§ **REQUIRED WORK**: From the entries, copy each line that includes "VOLLGAS".

+===+

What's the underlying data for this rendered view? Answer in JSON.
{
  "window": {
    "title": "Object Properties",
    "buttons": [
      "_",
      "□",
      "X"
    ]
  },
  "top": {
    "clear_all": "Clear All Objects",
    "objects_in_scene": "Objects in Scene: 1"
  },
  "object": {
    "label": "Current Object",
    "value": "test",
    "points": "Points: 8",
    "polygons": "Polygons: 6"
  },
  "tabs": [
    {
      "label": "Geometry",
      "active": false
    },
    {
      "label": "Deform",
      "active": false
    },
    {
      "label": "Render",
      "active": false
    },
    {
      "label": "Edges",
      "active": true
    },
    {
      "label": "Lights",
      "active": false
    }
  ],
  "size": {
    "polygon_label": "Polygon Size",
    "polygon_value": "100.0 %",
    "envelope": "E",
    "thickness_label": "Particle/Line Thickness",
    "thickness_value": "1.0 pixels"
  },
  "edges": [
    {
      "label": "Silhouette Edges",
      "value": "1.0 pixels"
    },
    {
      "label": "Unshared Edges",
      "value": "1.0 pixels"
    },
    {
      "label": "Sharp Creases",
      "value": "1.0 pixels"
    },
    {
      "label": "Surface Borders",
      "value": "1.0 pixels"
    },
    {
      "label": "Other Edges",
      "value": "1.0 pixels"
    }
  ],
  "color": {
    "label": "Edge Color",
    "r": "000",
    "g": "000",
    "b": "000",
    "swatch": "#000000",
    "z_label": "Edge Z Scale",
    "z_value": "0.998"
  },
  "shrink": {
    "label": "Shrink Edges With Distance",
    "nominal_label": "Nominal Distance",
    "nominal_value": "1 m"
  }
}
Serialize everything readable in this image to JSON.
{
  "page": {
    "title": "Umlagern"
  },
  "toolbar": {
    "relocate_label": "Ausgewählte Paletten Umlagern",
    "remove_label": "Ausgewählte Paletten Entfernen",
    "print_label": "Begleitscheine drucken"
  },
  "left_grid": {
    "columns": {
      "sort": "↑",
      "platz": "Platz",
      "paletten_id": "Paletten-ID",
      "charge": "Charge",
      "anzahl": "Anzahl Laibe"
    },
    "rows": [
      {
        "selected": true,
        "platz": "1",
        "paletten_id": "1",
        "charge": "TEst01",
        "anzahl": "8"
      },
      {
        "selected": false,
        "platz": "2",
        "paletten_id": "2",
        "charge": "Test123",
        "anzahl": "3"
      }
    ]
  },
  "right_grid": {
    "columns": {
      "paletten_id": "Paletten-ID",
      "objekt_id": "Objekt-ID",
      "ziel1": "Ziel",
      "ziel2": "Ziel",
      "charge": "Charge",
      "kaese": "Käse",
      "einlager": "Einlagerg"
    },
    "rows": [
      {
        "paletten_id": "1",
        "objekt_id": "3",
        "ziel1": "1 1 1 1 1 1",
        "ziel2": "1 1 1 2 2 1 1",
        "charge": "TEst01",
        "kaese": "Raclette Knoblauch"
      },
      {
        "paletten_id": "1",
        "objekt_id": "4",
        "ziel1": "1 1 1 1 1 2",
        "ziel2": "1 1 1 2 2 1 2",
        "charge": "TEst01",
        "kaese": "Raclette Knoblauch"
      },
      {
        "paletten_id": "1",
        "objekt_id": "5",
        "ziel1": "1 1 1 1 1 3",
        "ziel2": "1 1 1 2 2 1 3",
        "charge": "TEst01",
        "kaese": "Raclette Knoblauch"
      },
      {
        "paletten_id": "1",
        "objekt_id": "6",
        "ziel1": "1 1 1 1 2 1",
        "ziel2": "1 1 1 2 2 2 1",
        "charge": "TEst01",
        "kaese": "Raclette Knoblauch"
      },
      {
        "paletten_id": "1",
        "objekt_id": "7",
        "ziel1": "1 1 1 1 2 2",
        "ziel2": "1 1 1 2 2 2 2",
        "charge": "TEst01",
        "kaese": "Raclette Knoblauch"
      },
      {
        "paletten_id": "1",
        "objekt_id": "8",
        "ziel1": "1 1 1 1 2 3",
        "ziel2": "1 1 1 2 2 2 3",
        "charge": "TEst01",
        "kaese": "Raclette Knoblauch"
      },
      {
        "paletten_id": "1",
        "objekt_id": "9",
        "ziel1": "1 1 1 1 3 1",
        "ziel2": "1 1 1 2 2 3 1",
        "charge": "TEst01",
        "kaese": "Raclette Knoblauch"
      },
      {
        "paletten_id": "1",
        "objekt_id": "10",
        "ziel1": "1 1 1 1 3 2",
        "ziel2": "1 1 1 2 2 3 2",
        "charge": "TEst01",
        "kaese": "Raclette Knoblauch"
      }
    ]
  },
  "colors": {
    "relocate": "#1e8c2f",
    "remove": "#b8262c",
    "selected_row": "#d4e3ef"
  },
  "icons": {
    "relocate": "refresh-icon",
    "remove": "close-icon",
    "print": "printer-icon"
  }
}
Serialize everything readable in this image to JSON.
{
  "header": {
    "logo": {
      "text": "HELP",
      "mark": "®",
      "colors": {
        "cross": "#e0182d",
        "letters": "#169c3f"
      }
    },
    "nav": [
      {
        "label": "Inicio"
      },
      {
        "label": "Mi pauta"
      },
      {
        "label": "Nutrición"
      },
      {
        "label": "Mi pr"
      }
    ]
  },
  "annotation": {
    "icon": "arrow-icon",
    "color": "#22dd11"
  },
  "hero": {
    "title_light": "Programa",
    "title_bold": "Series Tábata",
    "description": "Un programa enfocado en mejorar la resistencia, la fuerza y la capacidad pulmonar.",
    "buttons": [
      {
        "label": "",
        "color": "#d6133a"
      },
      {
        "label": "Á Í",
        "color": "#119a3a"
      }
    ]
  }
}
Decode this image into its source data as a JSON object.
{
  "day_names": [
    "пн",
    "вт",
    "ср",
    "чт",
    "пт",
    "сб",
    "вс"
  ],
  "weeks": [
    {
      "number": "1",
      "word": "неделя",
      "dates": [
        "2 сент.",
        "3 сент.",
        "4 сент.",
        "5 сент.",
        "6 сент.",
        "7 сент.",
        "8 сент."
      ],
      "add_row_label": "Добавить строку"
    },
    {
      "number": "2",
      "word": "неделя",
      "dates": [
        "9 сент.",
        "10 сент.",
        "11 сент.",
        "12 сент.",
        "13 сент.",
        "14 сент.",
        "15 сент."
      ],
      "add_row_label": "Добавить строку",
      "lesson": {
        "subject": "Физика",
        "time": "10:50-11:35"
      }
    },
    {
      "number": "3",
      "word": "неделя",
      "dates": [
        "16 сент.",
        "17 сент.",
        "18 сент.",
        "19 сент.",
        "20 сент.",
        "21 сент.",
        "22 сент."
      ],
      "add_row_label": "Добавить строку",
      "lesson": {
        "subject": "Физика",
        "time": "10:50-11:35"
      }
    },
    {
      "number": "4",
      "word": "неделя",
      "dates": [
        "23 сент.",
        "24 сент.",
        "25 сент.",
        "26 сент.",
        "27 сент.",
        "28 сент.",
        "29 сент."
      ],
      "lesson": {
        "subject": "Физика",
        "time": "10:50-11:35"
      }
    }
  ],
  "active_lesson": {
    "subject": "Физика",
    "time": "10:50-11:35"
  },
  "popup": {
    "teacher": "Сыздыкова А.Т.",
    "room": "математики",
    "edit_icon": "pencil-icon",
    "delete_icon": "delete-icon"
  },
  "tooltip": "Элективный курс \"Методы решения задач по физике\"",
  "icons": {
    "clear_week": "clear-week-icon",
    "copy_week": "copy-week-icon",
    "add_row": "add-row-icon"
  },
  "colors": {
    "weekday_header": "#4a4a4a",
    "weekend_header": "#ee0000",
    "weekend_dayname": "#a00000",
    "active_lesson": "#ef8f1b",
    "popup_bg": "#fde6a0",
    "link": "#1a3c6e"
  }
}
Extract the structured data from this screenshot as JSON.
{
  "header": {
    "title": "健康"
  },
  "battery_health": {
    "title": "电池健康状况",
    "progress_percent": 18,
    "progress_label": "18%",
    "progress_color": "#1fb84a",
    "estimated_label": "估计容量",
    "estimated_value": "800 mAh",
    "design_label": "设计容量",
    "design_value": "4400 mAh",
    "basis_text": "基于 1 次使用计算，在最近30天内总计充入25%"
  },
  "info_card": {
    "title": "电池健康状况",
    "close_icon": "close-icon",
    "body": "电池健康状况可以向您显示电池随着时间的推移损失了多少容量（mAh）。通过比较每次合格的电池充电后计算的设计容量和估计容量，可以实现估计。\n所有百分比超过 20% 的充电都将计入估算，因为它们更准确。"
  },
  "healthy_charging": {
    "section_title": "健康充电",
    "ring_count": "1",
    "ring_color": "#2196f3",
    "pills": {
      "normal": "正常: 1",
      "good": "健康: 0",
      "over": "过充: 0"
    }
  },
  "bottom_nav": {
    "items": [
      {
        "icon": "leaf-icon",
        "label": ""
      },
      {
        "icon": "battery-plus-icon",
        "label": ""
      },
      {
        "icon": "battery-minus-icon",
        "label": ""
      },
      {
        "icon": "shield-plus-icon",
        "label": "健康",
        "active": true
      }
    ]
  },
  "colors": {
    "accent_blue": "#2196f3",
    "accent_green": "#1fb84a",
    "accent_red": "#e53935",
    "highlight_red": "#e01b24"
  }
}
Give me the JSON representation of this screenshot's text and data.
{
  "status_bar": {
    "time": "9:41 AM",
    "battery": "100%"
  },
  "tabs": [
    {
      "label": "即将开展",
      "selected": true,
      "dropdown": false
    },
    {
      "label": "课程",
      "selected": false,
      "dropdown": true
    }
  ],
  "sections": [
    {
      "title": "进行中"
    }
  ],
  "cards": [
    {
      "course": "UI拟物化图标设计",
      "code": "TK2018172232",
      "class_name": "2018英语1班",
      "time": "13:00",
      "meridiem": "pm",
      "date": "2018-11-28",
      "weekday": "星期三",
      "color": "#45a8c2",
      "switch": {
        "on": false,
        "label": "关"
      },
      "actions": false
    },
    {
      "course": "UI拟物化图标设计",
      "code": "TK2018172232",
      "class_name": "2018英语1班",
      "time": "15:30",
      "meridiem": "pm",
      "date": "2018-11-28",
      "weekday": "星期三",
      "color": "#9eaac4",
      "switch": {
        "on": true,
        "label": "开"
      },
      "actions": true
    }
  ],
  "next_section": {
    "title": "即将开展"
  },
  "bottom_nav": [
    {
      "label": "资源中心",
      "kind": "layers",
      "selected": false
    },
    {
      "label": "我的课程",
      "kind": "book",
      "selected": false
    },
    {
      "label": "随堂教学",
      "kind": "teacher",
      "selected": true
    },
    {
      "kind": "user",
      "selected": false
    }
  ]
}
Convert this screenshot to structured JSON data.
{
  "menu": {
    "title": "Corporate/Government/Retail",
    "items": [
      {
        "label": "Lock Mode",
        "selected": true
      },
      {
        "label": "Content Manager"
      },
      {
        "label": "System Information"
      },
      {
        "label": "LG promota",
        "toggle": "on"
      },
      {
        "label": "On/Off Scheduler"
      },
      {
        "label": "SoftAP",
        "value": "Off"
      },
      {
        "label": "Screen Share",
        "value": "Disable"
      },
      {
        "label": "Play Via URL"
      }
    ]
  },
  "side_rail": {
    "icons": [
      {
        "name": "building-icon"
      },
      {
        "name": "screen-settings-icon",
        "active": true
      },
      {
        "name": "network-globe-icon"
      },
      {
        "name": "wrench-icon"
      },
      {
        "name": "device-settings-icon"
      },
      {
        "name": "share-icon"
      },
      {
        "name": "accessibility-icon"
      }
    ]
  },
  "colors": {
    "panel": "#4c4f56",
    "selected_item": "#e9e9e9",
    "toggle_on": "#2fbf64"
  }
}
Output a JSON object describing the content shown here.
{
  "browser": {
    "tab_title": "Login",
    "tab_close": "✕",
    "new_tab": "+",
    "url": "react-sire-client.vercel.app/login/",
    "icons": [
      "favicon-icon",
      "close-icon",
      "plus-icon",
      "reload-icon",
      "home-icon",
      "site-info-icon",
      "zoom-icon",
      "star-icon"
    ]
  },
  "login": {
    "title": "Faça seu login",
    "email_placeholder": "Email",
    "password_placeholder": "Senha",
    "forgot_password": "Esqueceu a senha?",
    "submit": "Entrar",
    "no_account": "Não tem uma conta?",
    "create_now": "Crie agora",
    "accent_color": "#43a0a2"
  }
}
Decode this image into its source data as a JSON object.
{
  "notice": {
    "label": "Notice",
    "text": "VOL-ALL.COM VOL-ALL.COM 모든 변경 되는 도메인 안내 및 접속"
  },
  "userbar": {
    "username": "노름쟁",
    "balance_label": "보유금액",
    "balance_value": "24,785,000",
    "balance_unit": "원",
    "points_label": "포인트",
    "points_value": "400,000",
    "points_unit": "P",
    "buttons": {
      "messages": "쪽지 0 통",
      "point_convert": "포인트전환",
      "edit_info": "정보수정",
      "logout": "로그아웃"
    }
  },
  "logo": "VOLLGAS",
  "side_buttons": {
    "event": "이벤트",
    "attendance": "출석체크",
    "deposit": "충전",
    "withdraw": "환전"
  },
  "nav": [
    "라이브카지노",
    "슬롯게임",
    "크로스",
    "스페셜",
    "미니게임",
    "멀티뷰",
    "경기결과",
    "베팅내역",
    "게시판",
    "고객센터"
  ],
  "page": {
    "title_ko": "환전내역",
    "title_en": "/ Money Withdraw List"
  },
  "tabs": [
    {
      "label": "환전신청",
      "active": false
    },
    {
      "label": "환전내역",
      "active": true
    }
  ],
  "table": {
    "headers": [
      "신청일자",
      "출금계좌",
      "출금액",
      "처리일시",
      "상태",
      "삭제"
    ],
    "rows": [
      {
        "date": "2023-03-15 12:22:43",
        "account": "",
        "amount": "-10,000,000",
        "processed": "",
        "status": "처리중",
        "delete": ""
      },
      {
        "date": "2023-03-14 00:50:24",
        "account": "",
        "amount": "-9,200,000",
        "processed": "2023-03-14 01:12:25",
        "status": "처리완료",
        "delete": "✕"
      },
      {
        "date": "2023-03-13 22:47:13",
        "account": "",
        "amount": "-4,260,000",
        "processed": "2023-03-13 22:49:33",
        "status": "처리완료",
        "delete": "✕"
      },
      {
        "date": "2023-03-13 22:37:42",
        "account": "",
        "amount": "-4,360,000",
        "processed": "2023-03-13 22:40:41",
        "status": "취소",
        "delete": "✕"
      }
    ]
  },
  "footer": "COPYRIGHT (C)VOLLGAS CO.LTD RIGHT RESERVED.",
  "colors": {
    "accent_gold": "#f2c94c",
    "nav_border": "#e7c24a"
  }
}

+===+

§ **TASK SOLUTION**:
  "logo": "VOLLGAS",
  "footer": "COPYRIGHT (C)VOLLGAS CO.LTD RIGHT RESERVED.",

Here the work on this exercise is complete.